Anne couldn’t remember Mary’s place of birth but thought it was something like Longford. She did however remember the name of Mary’s sisters in Australia including Bridget’s married name of Widdup. Mary’s death certificate hadn’t obliged me with anything more than the usual “Co Clare”. Luckily her sister’s death certificate was more helpful and named Broadford as her place of birth though mixing up the parents’ names. It also enlightened me that Bridget had spent a year in Queensland and the rest of her Australian life had been lived in New South Wales. This tends to support the story that Bridget and Mary arrived together. The benefits of tracing siblings!
Another of Anne’s historical gifts was the name of family members in Sydney. Through these cousins I was able to combine their personal knowledge with archival and other research to confirm the links in Australia and Ireland. Through them, too, I was able to link up with some of Mary’s sister’s descendants who live in the USA. The triangulation of the family names in the record sources meant I could pin down the family in the townland of Ballykelly in the Parish of Kilseily, Broadford, Clare.
I’ve never regarded oral history as one of my strong suits so I’m eternally grateful that Anne Kunkel was the perfect interviewee, clear and accurate in her responses in ways that could often readily be verified in the official records. Her closeness to her grandmother as a small child meant that she had kept these stories close to her heart through all those years, to pass on just before her own death. But her gifts didn’t stop there. She also provided me with stories of their farm and the day to day life (she, her brother and her parents had come to live with the Kunkel grandparents in their old age). The stories of George Kunkel preparing his sausages and the ways of the farm are treasured parts of our family history. Without Anne Kunkel’s gifts, her grandmother would have remained just another Mary O’Brien from Co Clare, never to be distinguished from her many compatriots of that name.

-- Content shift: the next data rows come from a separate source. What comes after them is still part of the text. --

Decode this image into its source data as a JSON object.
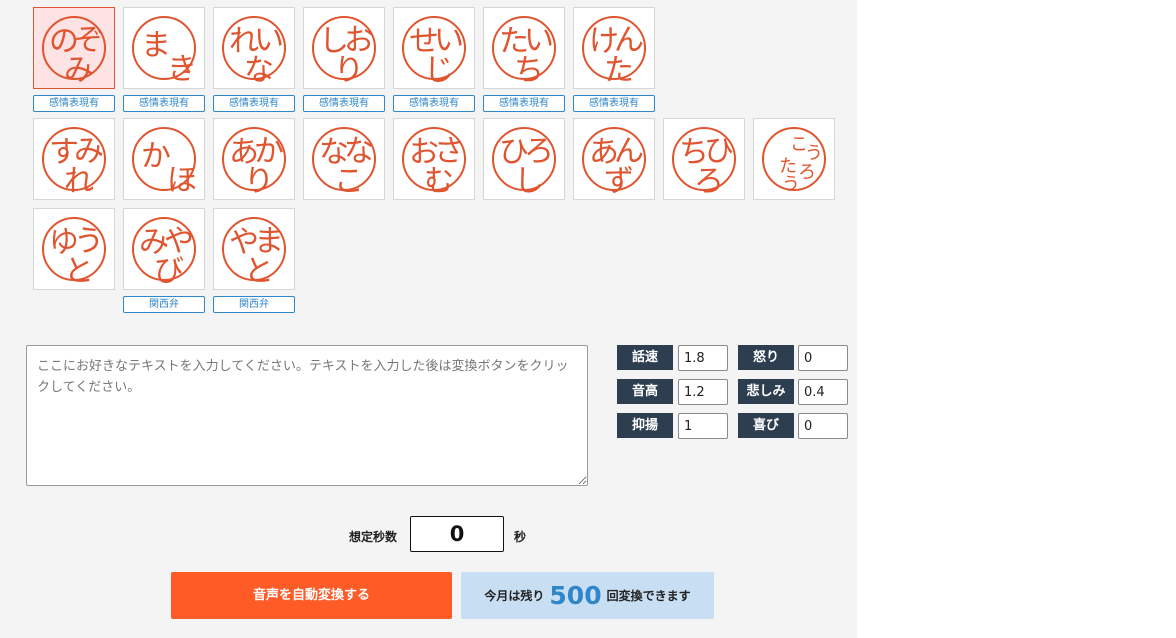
{
  "voices": {
    "row1": [
      {
        "chars": [
          "の",
          "ぞ",
          "み"
        ],
        "badge": "感情表現有",
        "selected": true
      },
      {
        "chars": [
          "ま",
          "き"
        ],
        "badge": "感情表現有"
      },
      {
        "chars": [
          "れ",
          "い",
          "な"
        ],
        "badge": "感情表現有"
      },
      {
        "chars": [
          "し",
          "お",
          "り"
        ],
        "badge": "感情表現有"
      },
      {
        "chars": [
          "せ",
          "い",
          "じ"
        ],
        "badge": "感情表現有"
      },
      {
        "chars": [
          "た",
          "い",
          "ち"
        ],
        "badge": "感情表現有"
      },
      {
        "chars": [
          "け",
          "ん",
          "た"
        ],
        "badge": "感情表現有"
      }
    ],
    "row2": [
      {
        "chars": [
          "す",
          "み",
          "れ"
        ]
      },
      {
        "chars": [
          "か",
          "ほ"
        ]
      },
      {
        "chars": [
          "あ",
          "か",
          "り"
        ]
      },
      {
        "chars": [
          "な",
          "な",
          "こ"
        ]
      },
      {
        "chars": [
          "お",
          "さ",
          "む"
        ]
      },
      {
        "chars": [
          "ひ",
          "ろ",
          "し"
        ]
      },
      {
        "chars": [
          "あ",
          "ん",
          "ず"
        ]
      },
      {
        "chars": [
          "ち",
          "ひ",
          "ろ"
        ]
      },
      {
        "chars": [
          "こ",
          "う",
          "た",
          "ろ",
          "う"
        ]
      }
    ],
    "row3": [
      {
        "chars": [
          "ゆ",
          "う",
          "と"
        ]
      },
      {
        "chars": [
          "み",
          "や",
          "び"
        ],
        "badge": "関西弁"
      },
      {
        "chars": [
          "や",
          "ま",
          "と"
        ],
        "badge": "関西弁"
      }
    ]
  },
  "text_input": {
    "placeholder": "ここにお好きなテキストを入力してください。テキストを入力した後は変換ボタンをクリックしてください。"
  },
  "params": {
    "speed": {
      "label": "話速",
      "value": "1.8"
    },
    "pitch": {
      "label": "音高",
      "value": "1.2"
    },
    "intonation": {
      "label": "抑揚",
      "value": "1"
    },
    "anger": {
      "label": "怒り",
      "value": "0"
    },
    "sadness": {
      "label": "悲しみ",
      "value": "0.4"
    },
    "joy": {
      "label": "喜び",
      "value": "0"
    }
  },
  "duration": {
    "label": "想定秒数",
    "value": "0",
    "unit": "秒"
  },
  "convert_button": {
    "label": "音声を自動変換する"
  },
  "remaining": {
    "prefix": "今月は残り",
    "count": "500",
    "suffix": "回変換できます"
  },
  "colors": {
    "accent": "#fe5b27",
    "stamp": "#e0552f",
    "badge": "#2f86c9",
    "param_label_bg": "#2c3e50",
    "remaining_bg": "#c8def2"
  }
}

Mary’s own life experience and stamina
Mary O’Brien was born around 1834 in rural Clare. She would have been about 12 when the Irish Famine decimated its people. Because the parish registers only start in 1844, there is no record of Mary’s birth, nor that of any siblings born before that time. Catholic registers don’t usually record deaths and the Church of Ireland records, which did sometimes include all burials, no longer exist, so there is no way of knowing how many of her family may have died, though if they were typical perhaps as many as half would have fallen victim through this terrible time. What is clear from the registers is how the marriage and baptism rates plummet during the Famine.
Mary’s survival will no doubt have given her a high level of immunity to illness, as well as the strength as an adult to persevere when life’s challenges may have seemed insurmountable. She was a country girl, used to hard work and few frills, and life as a pioneer demanded all the skills, courage and stamina she could bring to bear. In her old age she was able to travel by train to Sydney to see her daughter and her sister’s children. I wonder did she ever meet up with her sister Bridget again after they parted in Moreton Bay in the 1850s? No one seems to know. Although she herself couldn’t write, the families plainly knew where each was, and must have kept in touch somehow. Perhaps her husband, who could write, had been able to keep them connected. Sadly no letters survive from their life in Murphys Creek, either in Australia or Ireland…at least as far as I can determine. How strange then, to meet with the inheritor of the O’Brien land in Ballykelly and both be astonished at our mutual knowledge of the family.
The power of oral history and personal knowledge! Oh, yes, and someone, somewhere has photographs.